Tablets seem to be more of a commodity product than the revolutionary product they were a decade ago. Indeed, it seems that everyone has a branded tablet and the company that owns the RCA name now also has a tablet: The RCA Voyager III. This tablet is powered by a quad core processor with a 1024 by 600 pixel display (IPS…boo) and runs Android 8.1. Oh, it’s $49.95 from Wal-Mart. As of this writing, it was being sold as an impulse item in the ‘back to school’ section near the front of the store. It’s bargain bin price reflects it bargain bin quality and performance.
The device has 16gb for storage, but is upgradable via MicroSD. When installed, the SD card can either be formatted and made ‘internal’ to the device, which means no other device can read its contents OR you can use it as a separate storage for your own media. That’s how I am using the 2 gb card I put in it.
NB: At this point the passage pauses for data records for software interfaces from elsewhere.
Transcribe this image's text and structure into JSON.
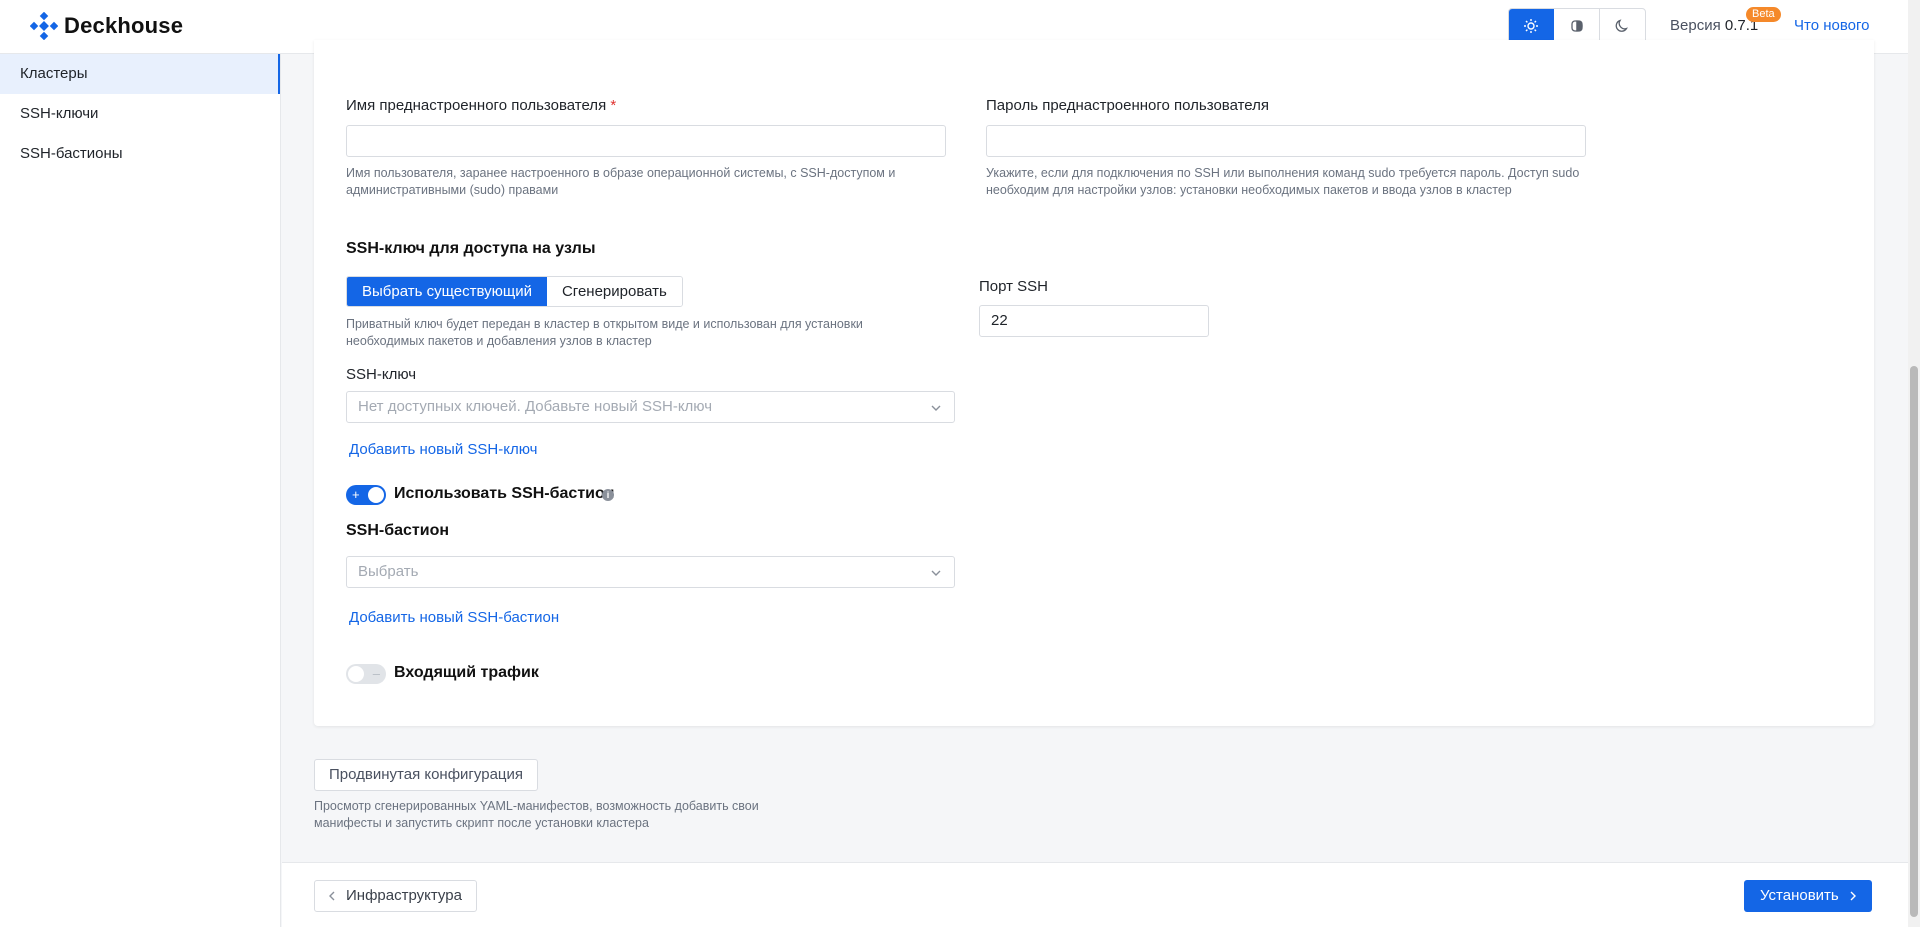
{
  "app": {
    "name": "Deckhouse"
  },
  "header": {
    "theme_buttons": [
      {
        "name": "light",
        "icon": "sun-icon",
        "active": true
      },
      {
        "name": "system",
        "icon": "contrast-icon",
        "active": false
      },
      {
        "name": "dark",
        "icon": "moon-icon",
        "active": false
      }
    ],
    "version_label": "Версия",
    "version_number": "0.7.1",
    "beta_badge": "Beta",
    "whats_new": "Что нового"
  },
  "sidebar": {
    "items": [
      {
        "label": "Кластеры",
        "active": true
      },
      {
        "label": "SSH-ключи",
        "active": false
      },
      {
        "label": "SSH-бастионы",
        "active": false
      }
    ]
  },
  "form": {
    "preset_user": {
      "label": "Имя преднастроенного пользователя",
      "required_mark": "*",
      "value": "",
      "help": "Имя пользователя, заранее настроенного в образе операционной системы, с SSH-доступом и административными (sudo) правами"
    },
    "preset_password": {
      "label": "Пароль преднастроенного пользователя",
      "value": "",
      "help": "Укажите, если для подключения по SSH или выполнения команд sudo требуется пароль. Доступ sudo необходим для настройки узлов: установки необходимых пакетов и ввода узлов в кластер"
    },
    "ssh_key_section": {
      "title": "SSH-ключ для доступа на узлы",
      "mode_options": [
        "Выбрать существующий",
        "Сгенерировать"
      ],
      "mode_selected": "Выбрать существующий",
      "help": "Приватный ключ будет передан в кластер в открытом виде и использован для установки необходимых пакетов и добавления узлов в кластер",
      "key_label": "SSH-ключ",
      "key_placeholder": "Нет доступных ключей. Добавьте новый SSH-ключ",
      "add_key_link": "Добавить новый SSH-ключ"
    },
    "ssh_port": {
      "label": "Порт SSH",
      "value": "22"
    },
    "bastion": {
      "toggle_label": "Использовать SSH-бастион",
      "toggle_on": true,
      "toggle_on_mark": "+",
      "info_icon": "info-icon",
      "title": "SSH-бастион",
      "placeholder": "Выбрать",
      "add_link": "Добавить новый SSH-бастион"
    },
    "ingress": {
      "toggle_label": "Входящий трафик",
      "toggle_on": false,
      "toggle_off_mark": "–"
    }
  },
  "advanced": {
    "button": "Продвинутая конфигурация",
    "help": "Просмотр сгенерированных YAML-манифестов, возможность добавить свои манифесты и запустить скрипт после установки кластера"
  },
  "footer": {
    "back_button": "Инфраструктура",
    "install_button": "Установить"
  },
  "colors": {
    "accent": "#1466e6",
    "beta": "#f5892a",
    "required": "#e0312f"
  }
}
Even though it is a fifty dollar tablet, it does have some things to like. For example, out of the box setup was quick and easy. As it runs Android 8.1 AND has the full Google suite, it has Google Play and, thus, a ton of software. As with my phones, the first thing I did was install Launcher 10 to add a more sensible shell in the guise of Windows Mobile 10. Gotta have my tiles.
The tablet’s screen is responsive, touch wise. Any lags are due to the slowness of the processor, I think.
Now, speaking of the screen, this leads me into what is not good about the device.
The screen is, simply put, awful. It is fuzzy, low res and muted.
Performance is also mediocre. Tapping an icon to start an app results in a few second delay followed by the app actually staring, if it can.
The feel of the device is, well, cheap. It is all plastic. At least Kindles have a more ‘premium’ feel, well, compared to this, anyway.
The cameras are terrible.
Sound is tinny as hell.
Did I mention the cameras?
Battery life seems a tad lower than the advertised time of 6 hours. It’s probably more like 4 to 5 with real world use.
And, perhaps, the worst thing of all: a proprietary power adapter. RCA eschewed the USB charging scheme for a small mini plug, like you would have found 15 years ago. UGH.
Now, in summary, don’t get me wrong: the tablet is not a great product on it’s own: you must keep in mind that it is cheap and, as such, does not make use of new tech or high quality parts. BUT, keeping that cheapness in mind, it’s not a bad buy. If you are out and about and need something a bit bigger than your phone, and you do not care about quality, this tablet won’t let you down. It is adequate for light web surfing, listening to a podcast, simple games and checking that credit card balance. An Amazon Fire 7 may be a better buy, for the same price. On second thought, the Fire 7 probably should be your first choice. IF you cannot pick up a Fire 7 AND you have an immediate need for a crappy tablet, this thing is probably a good bet. Perhaps.
UPDATE! – March, 2020
I am surprised and please to share that RCA has sent several over the air updates to firmware AND Android. I am not yet sure about the updates, but, the tablet does seem a bit more responsive and stable. Stay tuned, I will update with more.